According to the press release, sulfur has been used in agriculture since Egyptian times, and the sulfur dioxide added to the wine during the winemaking process — or left out, making the wine eligible for the “no sulfur added” label — isn’t the same as the sulfur applied to the grapes beforehand.
“The sulfur that is the subject of our study is added in the field and it is not desirable to have the residue carry over on the grapes at harvest. Growers stop applying sulfur before harvest to avoid carryover,” Hinckley told EcoWatch.
Finding ways to fine-tune the use of sulfur in winegrowing is important for the wine industry to move toward more eco-friendly practices.
“There is a lot of interest in sustainable farming in the California wine industry. Winegrowers want to protect the environment, which is conducive to growing grapes, for years to come,” Hinckley said to EcoWatch. “Hence, we have found that many are receptive to discussing ways to optimize the use of sulfur as a pesticide — to use enough that it prevents powdery mildew disease, but not too much that it causes negative environmental effects. We need to have trials now that evaluate the optimization of sulfur spraying in winegrapes.”
In order to achieve a more tailored application of sulfur to wine grapes, the technology will need to be more precise.
“Probably the best approach to optimize sulfur applications is to invest in the development and adoption of technologies that do high precision sulfur spraying — spraying that is targeted and responsive to powdery mildew threat, but not broadcast from tractors, as it is now,” Hinckley said.
Hinckley hopes that knowing how much agricultural sulfur is in the environment will assist farmers in adjusting their application of the fungicide.
“This work could help inform the development of technologies that help farmers to choose when and how much they apply, rather than just applying the same amount preventatively all the time,” Hinckley said in the press release.
Hinckley also said consumers can take a more active role in learning the origin and cultivation methods of the grapes that were used to make their wine.
“For wine consumers, it’s great to get to know how those grapes were farmed and where they came from.

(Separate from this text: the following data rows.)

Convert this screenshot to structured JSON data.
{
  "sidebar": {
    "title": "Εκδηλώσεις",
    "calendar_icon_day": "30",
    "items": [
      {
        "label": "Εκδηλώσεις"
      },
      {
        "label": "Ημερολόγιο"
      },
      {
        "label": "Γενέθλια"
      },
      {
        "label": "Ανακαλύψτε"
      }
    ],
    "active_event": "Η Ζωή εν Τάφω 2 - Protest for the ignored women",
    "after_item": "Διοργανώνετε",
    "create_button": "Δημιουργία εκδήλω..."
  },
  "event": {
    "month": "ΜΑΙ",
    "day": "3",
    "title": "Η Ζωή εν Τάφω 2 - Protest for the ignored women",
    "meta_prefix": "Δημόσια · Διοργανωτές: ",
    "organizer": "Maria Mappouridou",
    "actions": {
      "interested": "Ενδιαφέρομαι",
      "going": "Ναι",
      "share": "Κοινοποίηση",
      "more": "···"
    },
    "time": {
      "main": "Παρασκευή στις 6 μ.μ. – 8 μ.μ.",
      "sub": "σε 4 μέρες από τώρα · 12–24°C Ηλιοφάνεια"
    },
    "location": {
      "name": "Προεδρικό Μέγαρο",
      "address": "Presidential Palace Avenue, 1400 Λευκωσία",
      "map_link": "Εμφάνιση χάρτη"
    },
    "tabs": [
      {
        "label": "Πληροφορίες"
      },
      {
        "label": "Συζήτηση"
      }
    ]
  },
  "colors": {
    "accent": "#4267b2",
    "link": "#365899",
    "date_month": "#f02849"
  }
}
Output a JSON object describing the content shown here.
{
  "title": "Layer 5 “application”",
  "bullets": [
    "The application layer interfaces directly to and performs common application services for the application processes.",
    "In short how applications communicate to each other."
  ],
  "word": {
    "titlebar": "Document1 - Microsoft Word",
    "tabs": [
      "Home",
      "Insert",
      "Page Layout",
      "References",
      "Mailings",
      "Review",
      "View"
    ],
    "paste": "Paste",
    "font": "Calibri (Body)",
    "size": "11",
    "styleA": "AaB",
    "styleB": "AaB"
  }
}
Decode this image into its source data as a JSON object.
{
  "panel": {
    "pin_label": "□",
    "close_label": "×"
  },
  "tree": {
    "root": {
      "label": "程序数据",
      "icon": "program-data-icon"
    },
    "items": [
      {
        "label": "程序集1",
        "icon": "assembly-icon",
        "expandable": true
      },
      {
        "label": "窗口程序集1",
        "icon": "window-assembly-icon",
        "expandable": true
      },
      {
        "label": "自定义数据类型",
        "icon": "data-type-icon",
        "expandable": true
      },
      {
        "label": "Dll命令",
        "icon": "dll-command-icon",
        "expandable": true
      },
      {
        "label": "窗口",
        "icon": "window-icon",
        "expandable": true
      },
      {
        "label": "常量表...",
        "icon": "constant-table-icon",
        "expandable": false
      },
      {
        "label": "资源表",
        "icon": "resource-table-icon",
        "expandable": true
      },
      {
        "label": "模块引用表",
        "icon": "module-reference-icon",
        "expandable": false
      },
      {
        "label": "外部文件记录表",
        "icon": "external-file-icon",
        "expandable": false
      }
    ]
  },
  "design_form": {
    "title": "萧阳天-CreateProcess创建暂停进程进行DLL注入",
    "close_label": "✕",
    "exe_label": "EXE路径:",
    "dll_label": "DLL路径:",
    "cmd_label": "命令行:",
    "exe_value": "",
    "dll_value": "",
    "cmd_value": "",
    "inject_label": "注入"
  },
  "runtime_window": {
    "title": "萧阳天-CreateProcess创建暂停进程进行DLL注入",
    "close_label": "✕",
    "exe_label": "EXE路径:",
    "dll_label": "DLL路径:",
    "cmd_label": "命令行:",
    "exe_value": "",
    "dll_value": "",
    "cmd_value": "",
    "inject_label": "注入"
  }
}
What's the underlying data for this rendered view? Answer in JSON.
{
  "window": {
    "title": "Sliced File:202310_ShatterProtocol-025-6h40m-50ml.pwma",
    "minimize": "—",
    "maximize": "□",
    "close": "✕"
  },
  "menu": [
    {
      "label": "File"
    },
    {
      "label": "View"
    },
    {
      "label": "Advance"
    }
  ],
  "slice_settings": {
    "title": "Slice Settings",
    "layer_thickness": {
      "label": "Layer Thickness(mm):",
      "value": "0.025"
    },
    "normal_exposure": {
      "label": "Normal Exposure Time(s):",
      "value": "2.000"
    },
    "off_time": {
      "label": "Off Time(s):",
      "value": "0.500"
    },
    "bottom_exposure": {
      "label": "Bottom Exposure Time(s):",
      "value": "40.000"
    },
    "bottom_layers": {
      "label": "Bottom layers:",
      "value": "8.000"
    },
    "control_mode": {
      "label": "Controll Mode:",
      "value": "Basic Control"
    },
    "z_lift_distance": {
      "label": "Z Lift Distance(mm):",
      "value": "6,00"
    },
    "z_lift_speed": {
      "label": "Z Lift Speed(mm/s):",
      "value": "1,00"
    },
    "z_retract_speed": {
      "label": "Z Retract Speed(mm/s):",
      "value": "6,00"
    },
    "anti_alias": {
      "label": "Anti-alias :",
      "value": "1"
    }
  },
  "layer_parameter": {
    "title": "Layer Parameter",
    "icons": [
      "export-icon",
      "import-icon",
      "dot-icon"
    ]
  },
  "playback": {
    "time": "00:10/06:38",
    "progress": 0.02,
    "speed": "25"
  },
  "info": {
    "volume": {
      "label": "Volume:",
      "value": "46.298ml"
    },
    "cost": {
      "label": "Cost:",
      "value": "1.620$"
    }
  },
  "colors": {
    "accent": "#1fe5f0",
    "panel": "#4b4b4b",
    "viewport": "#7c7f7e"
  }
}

And there are growers who are really trying hard to be as light as they can on the land, and to work with and adapt to the changes that they’re facing with climate change,” Hinckley said in the press release. “There is a role for the consumer to help drive those decisions.”
Hinckley’s goal is to help farmers work sustainably and in harmony with the environment.
“My objective as a scientist is to always work in partnership with the landowners and with the farmers. My hope is that we can reach a place where they’re able to continue in a very sustainable way that also protects the surrounding environment,” Hinckley said.
Hinckley believes that, in the future, the application of sulfur to wine grapes will be done more carefully and include more oversight.
“I think that the future of sulfur in winemaking will involve regular monitoring for powdery mildew disease and risk, and then adaptive spray programs with tractors that can target applications to where vines need it most,” Hinckley told EcoWatch.